Forehead creases, crow’s feet, perioral lines, lifting eyebrows and corners of mouth. Originally used in humans in 1978 by ophthalmologists for treatment of eyelid muscle spasms, Botox has been used for over 20 years to relax the muscles around the eyes, forehead and other parts of the face. It works by inhibiting nerve endings from releasing acetylcholine, a hormone which stimulates muscle.
- Jaw clenching TMJ syndrome.
When injected into facial muscles afflicted with soreness and discomfort, Botox relieves TMJ and jaw tension for many patients. The injections often eliminate headaches resulting from teeth grinding, and in cases of severe stress, Botox can minimize jaw lock.
- Tension and migraine headaches.
Nerves in the forehead release a variety of peptides and hormones which can stimulate pain and vasospasm. Many people who get Botox for cosmetic goals find that there’s a concurrent therapeutic effect on tension and migraine headaches, and that it’s more effective than traditional prescription therapies such as Imitrex.
- Excess sweating in underarms and palms.
Botox prevents sweating because the release of acertycholine from nerves also stimulates sweat glands. This effect lasts around nine months.
- Eyelid Spasm.
This therapeutic dimension of Botox was first discovered by Dr. Alan Scott in 1978.
- Seasonal of chronic depression.
Relaxing the muscles which cause frowning allows the brain to secrete more endorphins. Patients often return each fall or winter for Botox because they find it better than any drug for preventing Seasonal Affective Disorder (SAD). For some, it’s truly like an annual vaccine or flu shot for depression, and lessens the need to prescription medication such as Zoloft, Lexapro, and Prozac.
- Nasal congestion and rhinitis.
Just ads hypersecretion of sweat glands can be eliminated with Botox, so too can Botox modulate nasal hypersecretions. Studies have shown that a Botox-infused sponge significantly reduces nasal congestion, and can be used as an alternative to prescription steroids such as Flonase.
- Chronic neck or back pain.
Botox has emerged as a leading therapeutic agent in treating neck spasms, as well as chronic neuromuscular pain conditions.
- Overactive bladder.
Botox reduces involuntary bladder muscle contractions. This can replace the need for prescription medications such as Detrol and Vesicare.
- Post-surgical wound healing.
When a surgical wound on the face is closed, Botox can be strategically used to relax adjacent muscles and minimize tension on the wound, thus enhancing and healing.
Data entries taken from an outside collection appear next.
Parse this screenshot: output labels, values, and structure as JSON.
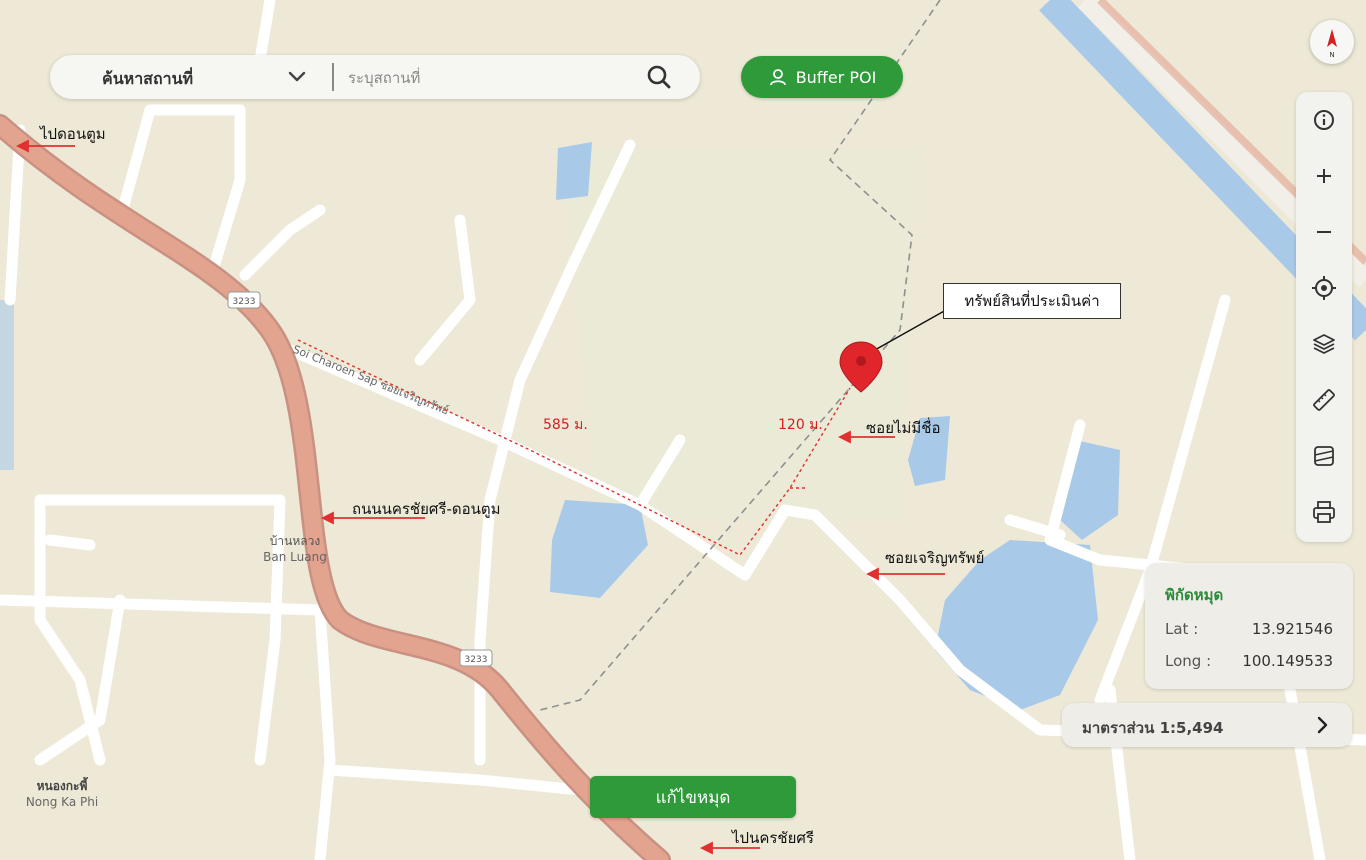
{
  "search": {
    "category": "ค้นหาสถานที่",
    "placeholder": "ระบุสถานที่"
  },
  "buffer_button": {
    "label": "Buffer POI"
  },
  "compass": {
    "letter": "N"
  },
  "toolbar": {
    "icons": [
      "info-icon",
      "zoom-in-icon",
      "zoom-out-icon",
      "locate-icon",
      "layers-icon",
      "ruler-icon",
      "map-style-icon",
      "print-icon"
    ]
  },
  "coordinates": {
    "title": "พิกัดหมุด",
    "lat_label": "Lat :",
    "lat": "13.921546",
    "long_label": "Long :",
    "long": "100.149533"
  },
  "scale": {
    "label": "มาตราส่วน 1:5,494"
  },
  "edit_button": {
    "label": "แก้ไขหมุด"
  },
  "annotations": {
    "to_don_tum": "ไปดอนตูม",
    "property": "ทรัพย์สินที่ประเมินค่า",
    "unnamed_soi": "ซอยไม่มีชื่อ",
    "main_road": "ถนนนครชัยศรี-ดอนตูม",
    "soi_charoen_sap": "ซอยเจริญทรัพย์",
    "to_nakhon_chai_si": "ไปนครชัยศรี",
    "distance_main": "585 ม.",
    "distance_soi": "120 ม."
  },
  "map_labels": {
    "ban_luang_th": "บ้านหลวง",
    "ban_luang_en": "Ban Luang",
    "nong_ka_phi_th": "หนองกะพี้",
    "nong_ka_phi_en": "Nong Ka Phi",
    "route_shield": "3233",
    "soi_charoen_sap_map": "Soi Charoen Sap ซอยเจริญทรัพย์"
  },
  "colors": {
    "map_bg": "#ede9d6",
    "main_road": "#e2a38f",
    "water": "#a9c9e8",
    "accent_green": "#2e9a3a",
    "annotation_red": "#d42020",
    "pin_red": "#e0262b"
  }
}
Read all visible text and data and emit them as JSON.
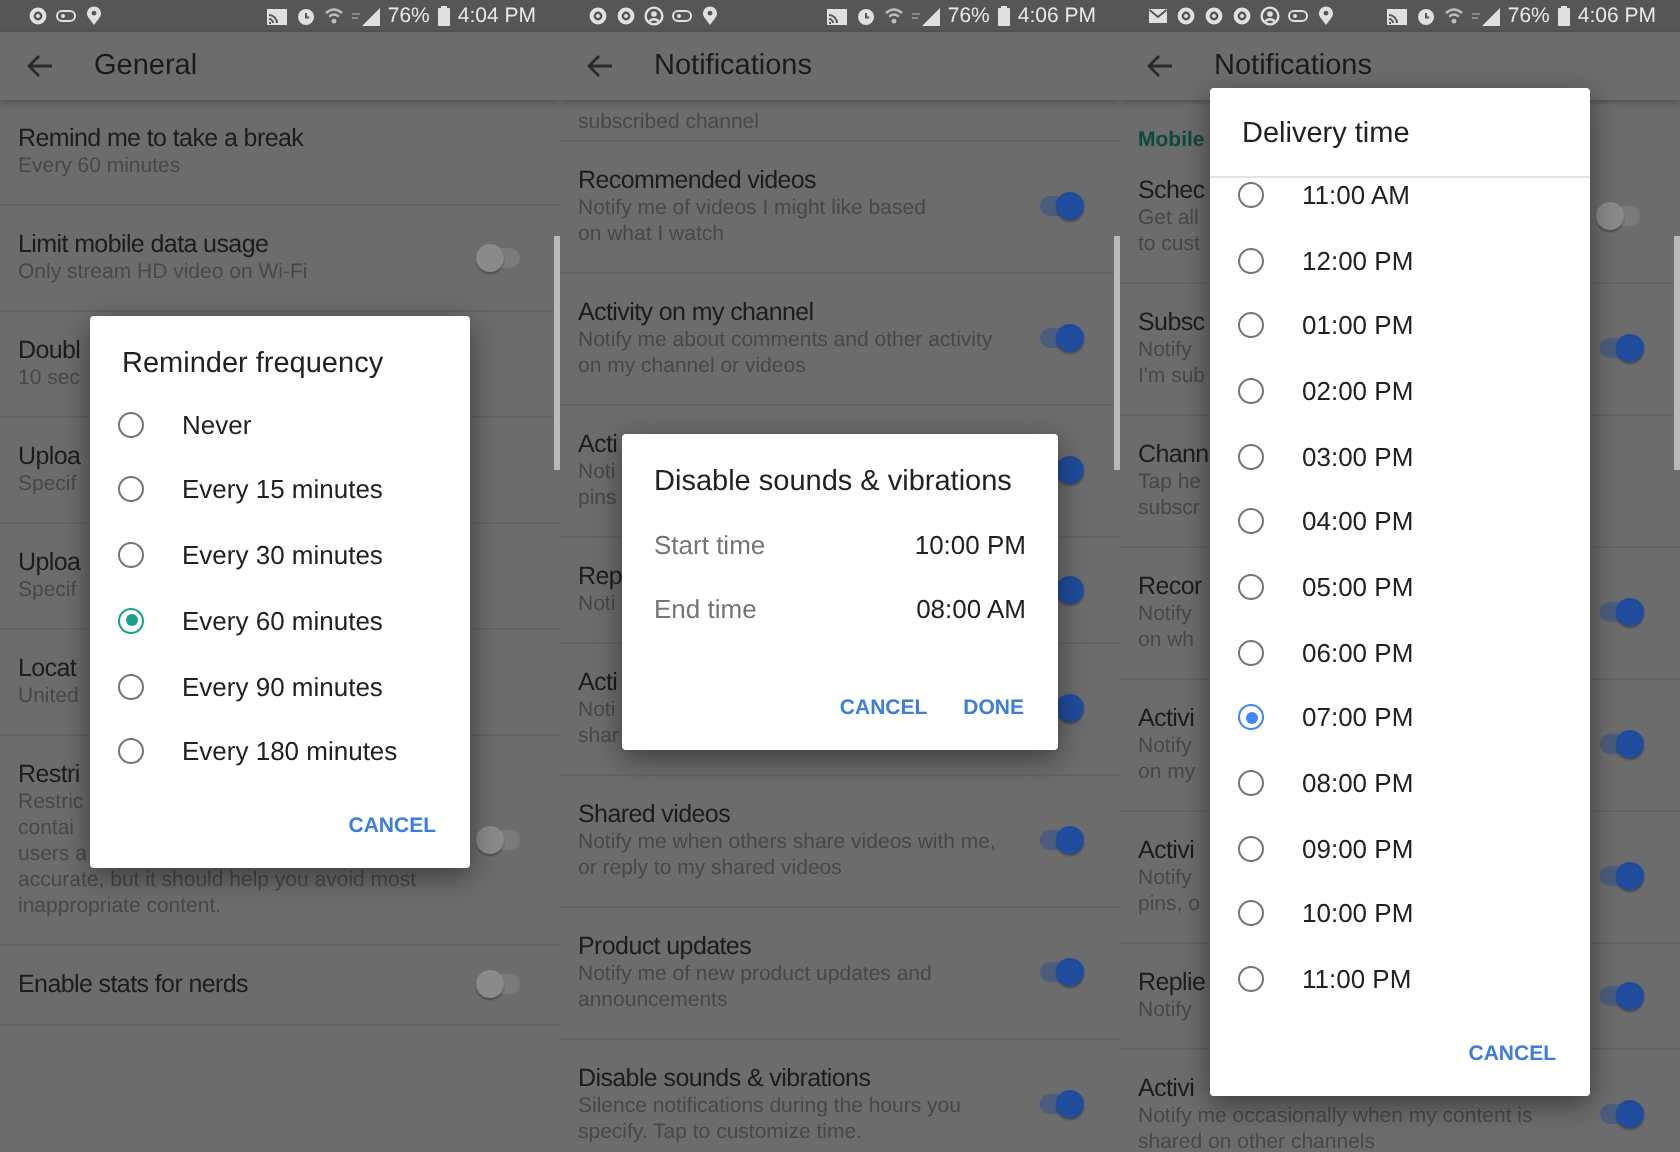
{
  "screens": [
    {
      "status_bar": {
        "icons": [
          {
            "kind": "gear"
          },
          {
            "kind": "badge"
          },
          {
            "kind": "pin"
          }
        ],
        "battery": "76%",
        "time": "4:04 PM"
      },
      "app_bar": {
        "title": "General"
      },
      "rows": [
        {
          "kind": "setting",
          "title": "Remind me to take a break",
          "description": "Every 60 minutes"
        },
        {
          "kind": "toggle",
          "title": "Limit mobile data usage",
          "description": "Only stream HD video on Wi-Fi",
          "on": false
        },
        {
          "kind": "setting",
          "title": "Doubl",
          "description": "10 sec"
        },
        {
          "kind": "setting",
          "title": "Uploa",
          "description": "Specif"
        },
        {
          "kind": "setting",
          "title": "Uploa",
          "description": "Specif"
        },
        {
          "kind": "setting",
          "title": "Locat",
          "description": "United"
        },
        {
          "kind": "toggle",
          "title": "Restri",
          "description": [
            "Restric",
            "contai",
            "users a",
            "accurate, but it should help you avoid most\ninappropriate content."
          ],
          "on": false
        },
        {
          "kind": "toggle",
          "title": "Enable stats for nerds",
          "on": false
        }
      ],
      "dialog": {
        "kind": "choices",
        "title": "Reminder frequency",
        "options": [
          {
            "label": "Never",
            "selected": false
          },
          {
            "label": "Every 15 minutes",
            "selected": false
          },
          {
            "label": "Every 30 minutes",
            "selected": false
          },
          {
            "label": "Every 60 minutes",
            "selected": true
          },
          {
            "label": "Every 90 minutes",
            "selected": false
          },
          {
            "label": "Every 180 minutes",
            "selected": false
          }
        ],
        "buttons": [
          "CANCEL"
        ]
      }
    },
    {
      "status_bar": {
        "icons": [
          {
            "kind": "gear"
          },
          {
            "kind": "gear"
          },
          {
            "kind": "person"
          },
          {
            "kind": "badge"
          },
          {
            "kind": "pin"
          }
        ],
        "battery": "76%",
        "time": "4:06 PM"
      },
      "app_bar": {
        "title": "Notifications"
      },
      "rows": [
        {
          "kind": "tail",
          "description": "subscribed channel"
        },
        {
          "kind": "toggle",
          "title": "Recommended videos",
          "description": "Notify me of videos I might like based\non what I watch",
          "on": true
        },
        {
          "kind": "toggle",
          "title": "Activity on my channel",
          "description": "Notify me about comments and other activity\non my channel or videos",
          "on": true
        },
        {
          "kind": "toggle",
          "title": "Acti",
          "description": "Noti\npins",
          "on": true
        },
        {
          "kind": "toggle",
          "title": "Rep",
          "description": "Noti",
          "on": true
        },
        {
          "kind": "toggle",
          "title": "Acti",
          "description": "Noti\nshar",
          "on": true
        },
        {
          "kind": "toggle",
          "title": "Shared videos",
          "description": "Notify me when others share videos with me,\nor reply to my shared videos",
          "on": true
        },
        {
          "kind": "toggle",
          "title": "Product updates",
          "description": "Notify me of new product updates and\nannouncements",
          "on": true
        },
        {
          "kind": "toggle",
          "title": "Disable sounds & vibrations",
          "description": "Silence notifications during the hours you\nspecify. Tap to customize time.",
          "on": true
        }
      ],
      "dialog": {
        "kind": "time_range",
        "title": "Disable sounds & vibrations",
        "rows": [
          {
            "label": "Start time",
            "value": "10:00 PM"
          },
          {
            "label": "End time",
            "value": "08:00 AM"
          }
        ],
        "buttons": [
          "CANCEL",
          "DONE"
        ]
      }
    },
    {
      "status_bar": {
        "icons": [
          {
            "kind": "mail"
          },
          {
            "kind": "gear"
          },
          {
            "kind": "gear"
          },
          {
            "kind": "gear"
          },
          {
            "kind": "person"
          },
          {
            "kind": "badge"
          },
          {
            "kind": "pin"
          }
        ],
        "battery": "76%",
        "time": "4:06 PM"
      },
      "app_bar": {
        "title": "Notifications"
      },
      "rows": [
        {
          "kind": "header",
          "title": "Mobile"
        },
        {
          "kind": "toggle",
          "title": "Schec",
          "description": "Get all\nto cust",
          "on": false
        },
        {
          "kind": "toggle",
          "title": "Subsc",
          "description": "Notify\nI'm sub",
          "on": true
        },
        {
          "kind": "setting",
          "title": "Chann",
          "description": "Tap he\nsubscr"
        },
        {
          "kind": "toggle",
          "title": "Recor",
          "description": "Notify\non wh",
          "on": true
        },
        {
          "kind": "toggle",
          "title": "Activi",
          "description": "Notify\non my",
          "on": true
        },
        {
          "kind": "toggle",
          "title": "Activi",
          "description": "Notify\npins, o",
          "on": true
        },
        {
          "kind": "toggle",
          "title": "Replie",
          "description": "Notify",
          "on": true
        },
        {
          "kind": "toggle",
          "title": "Activi",
          "description": "Notify me occasionally when my content is\nshared on other channels",
          "on": true
        }
      ],
      "dialog": {
        "kind": "scroll_choices",
        "title": "Delivery time",
        "options": [
          {
            "label": "11:00 AM",
            "selected": false
          },
          {
            "label": "12:00 PM",
            "selected": false
          },
          {
            "label": "01:00 PM",
            "selected": false
          },
          {
            "label": "02:00 PM",
            "selected": false
          },
          {
            "label": "03:00 PM",
            "selected": false
          },
          {
            "label": "04:00 PM",
            "selected": false
          },
          {
            "label": "05:00 PM",
            "selected": false
          },
          {
            "label": "06:00 PM",
            "selected": false
          },
          {
            "label": "07:00 PM",
            "selected": true
          },
          {
            "label": "08:00 PM",
            "selected": false
          },
          {
            "label": "09:00 PM",
            "selected": false
          },
          {
            "label": "10:00 PM",
            "selected": false
          },
          {
            "label": "11:00 PM",
            "selected": false
          }
        ],
        "buttons": [
          "CANCEL"
        ]
      }
    }
  ]
}
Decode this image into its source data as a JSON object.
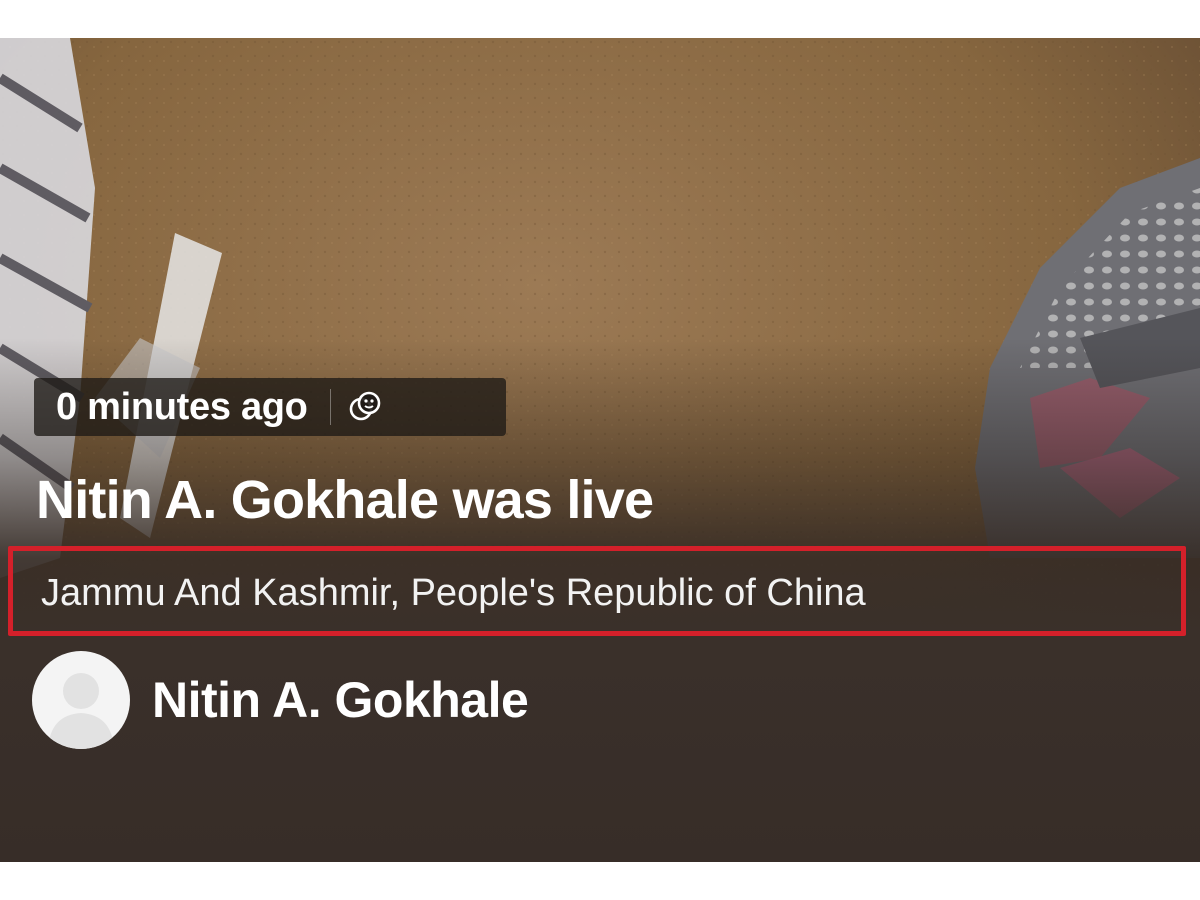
{
  "post": {
    "time_ago": "0 minutes ago",
    "audience_icon": "friends-audience-icon",
    "headline": "Nitin A. Gokhale was live",
    "location": "Jammu And Kashmir, People's Republic of China",
    "author_name": "Nitin A. Gokhale"
  },
  "colors": {
    "highlight_border": "#d4202a",
    "floor_brown": "#8a6a48",
    "overlay_dark": "#3a302a"
  }
}
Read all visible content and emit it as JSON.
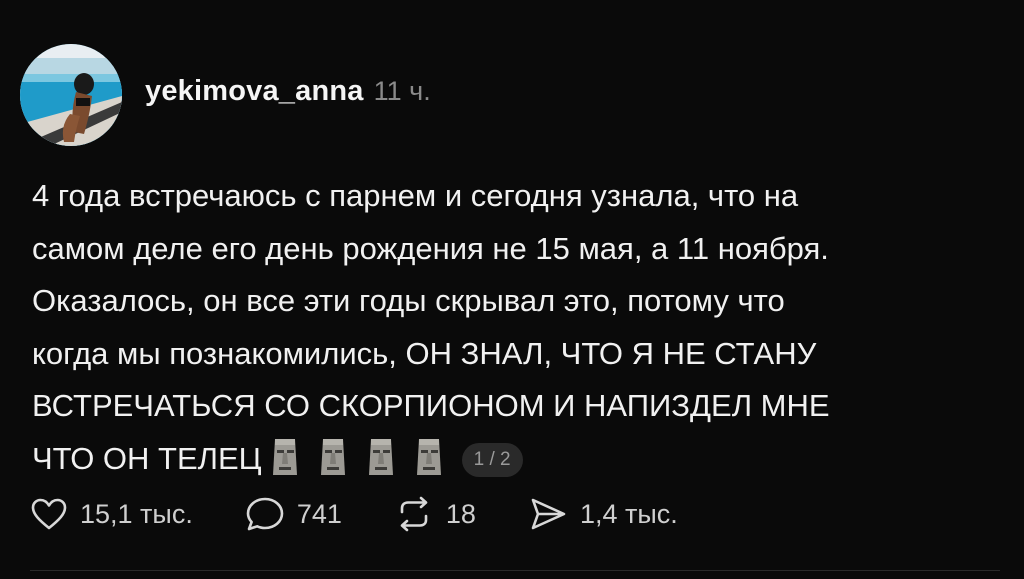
{
  "post": {
    "username": "yekimova_anna",
    "timestamp": "11 ч.",
    "text_lines": [
      "4 года встречаюсь с парнем и сегодня узнала, что на",
      "самом деле его день рождения не 15 мая, а 11 ноября.",
      "Оказалось, он все эти годы скрывал это, потому что",
      "когда мы познакомились, ОН ЗНАЛ, ЧТО Я НЕ СТАНУ",
      "ВСТРЕЧАТЬСЯ СО СКОРПИОНОМ И НАПИЗДЕЛ МНЕ",
      "ЧТО ОН ТЕЛЕЦ"
    ],
    "emoji": [
      "moai-icon",
      "moai-icon",
      "moai-icon",
      "moai-icon"
    ],
    "page_indicator": "1 / 2"
  },
  "actions": {
    "likes": "15,1 тыс.",
    "replies": "741",
    "reposts": "18",
    "shares": "1,4 тыс."
  },
  "colors": {
    "background": "#0a0a0a",
    "text": "#f1f1f1",
    "muted": "#8a8a8a"
  }
}
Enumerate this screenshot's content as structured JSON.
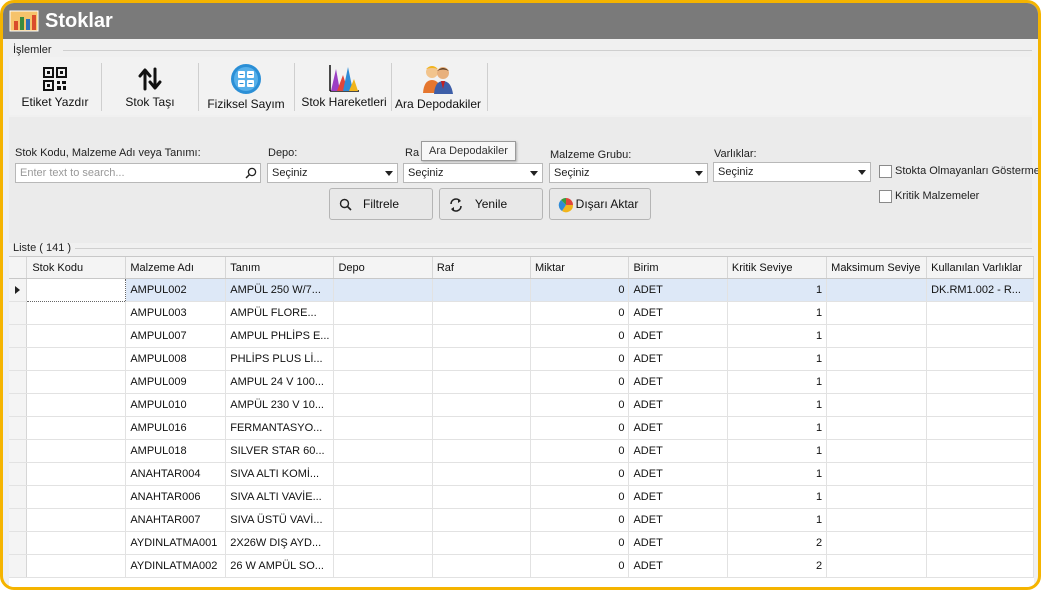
{
  "window": {
    "title": "Stoklar"
  },
  "ribbon": {
    "group_caption": "İşlemler",
    "buttons": [
      {
        "label": "Etiket Yazdır",
        "icon": "qr-code-icon"
      },
      {
        "label": "Stok Taşı",
        "icon": "transfer-arrows-icon"
      },
      {
        "label": "Fiziksel Sayım",
        "icon": "count-grid-icon"
      },
      {
        "label": "Stok Hareketleri",
        "icon": "area-chart-icon"
      },
      {
        "label": "Ara Depodakiler",
        "icon": "people-icon"
      }
    ]
  },
  "filters": {
    "search_label": "Stok Kodu, Malzeme Adı veya Tanımı:",
    "search_placeholder": "Enter text to search...",
    "depo_label": "Depo:",
    "depo_value": "Seçiniz",
    "raf_label": "Ra",
    "raf_value": "Seçiniz",
    "group_label": "Malzeme Grubu:",
    "group_value": "Seçiniz",
    "assets_label": "Varlıklar:",
    "assets_value": "Seçiniz",
    "check_out_of_stock": "Stokta Olmayanları Gösterme",
    "check_critical": "Kritik Malzemeler",
    "filter_button": "Filtrele",
    "refresh_button": "Yenile",
    "export_button": "Dışarı Aktar"
  },
  "tooltip": "Ara Depodakiler",
  "list": {
    "caption": "Liste ( 141 )",
    "columns": [
      "Stok Kodu",
      "Malzeme Adı",
      "Tanım",
      "Depo",
      "Raf",
      "Miktar",
      "Birim",
      "Kritik Seviye",
      "Maksimum Seviye",
      "Kullanılan Varlıklar"
    ],
    "rows": [
      [
        "",
        "AMPUL002",
        "AMPÜL 250 W/7...",
        "",
        "",
        "0",
        "ADET",
        "1",
        "",
        "DK.RM1.002 - R..."
      ],
      [
        "",
        "AMPUL003",
        "AMPÜL    FLORE...",
        "",
        "",
        "0",
        "ADET",
        "1",
        "",
        ""
      ],
      [
        "",
        "AMPUL007",
        "AMPUL PHLİPS E...",
        "",
        "",
        "0",
        "ADET",
        "1",
        "",
        ""
      ],
      [
        "",
        "AMPUL008",
        " PHLİPS PLUS Lİ...",
        "",
        "",
        "0",
        "ADET",
        "1",
        "",
        ""
      ],
      [
        "",
        "AMPUL009",
        "AMPUL 24 V 100...",
        "",
        "",
        "0",
        "ADET",
        "1",
        "",
        ""
      ],
      [
        "",
        "AMPUL010",
        "AMPÜL 230 V 10...",
        "",
        "",
        "0",
        "ADET",
        "1",
        "",
        ""
      ],
      [
        "",
        "AMPUL016",
        "FERMANTASYO...",
        "",
        "",
        "0",
        "ADET",
        "1",
        "",
        ""
      ],
      [
        "",
        "AMPUL018",
        "SILVER STAR 60...",
        "",
        "",
        "0",
        "ADET",
        "1",
        "",
        ""
      ],
      [
        "",
        "ANAHTAR004",
        "SIVA ALTI KOMİ...",
        "",
        "",
        "0",
        "ADET",
        "1",
        "",
        ""
      ],
      [
        "",
        "ANAHTAR006",
        "SIVA ALTI VAVİE...",
        "",
        "",
        "0",
        "ADET",
        "1",
        "",
        ""
      ],
      [
        "",
        "ANAHTAR007",
        "SIVA ÜSTÜ VAVİ...",
        "",
        "",
        "0",
        "ADET",
        "1",
        "",
        ""
      ],
      [
        "",
        "AYDINLATMA001",
        "2X26W DIŞ AYD...",
        "",
        "",
        "0",
        "ADET",
        "2",
        "",
        ""
      ],
      [
        "",
        "AYDINLATMA002",
        "26 W AMPÜL SO...",
        "",
        "",
        "0",
        "ADET",
        "2",
        "",
        ""
      ]
    ]
  }
}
Botox treatment around surgical sites has also been shown to reduce post-surgical pain.
Originally from PRO Pulse July-August 2014
By Dr. Daniel Levy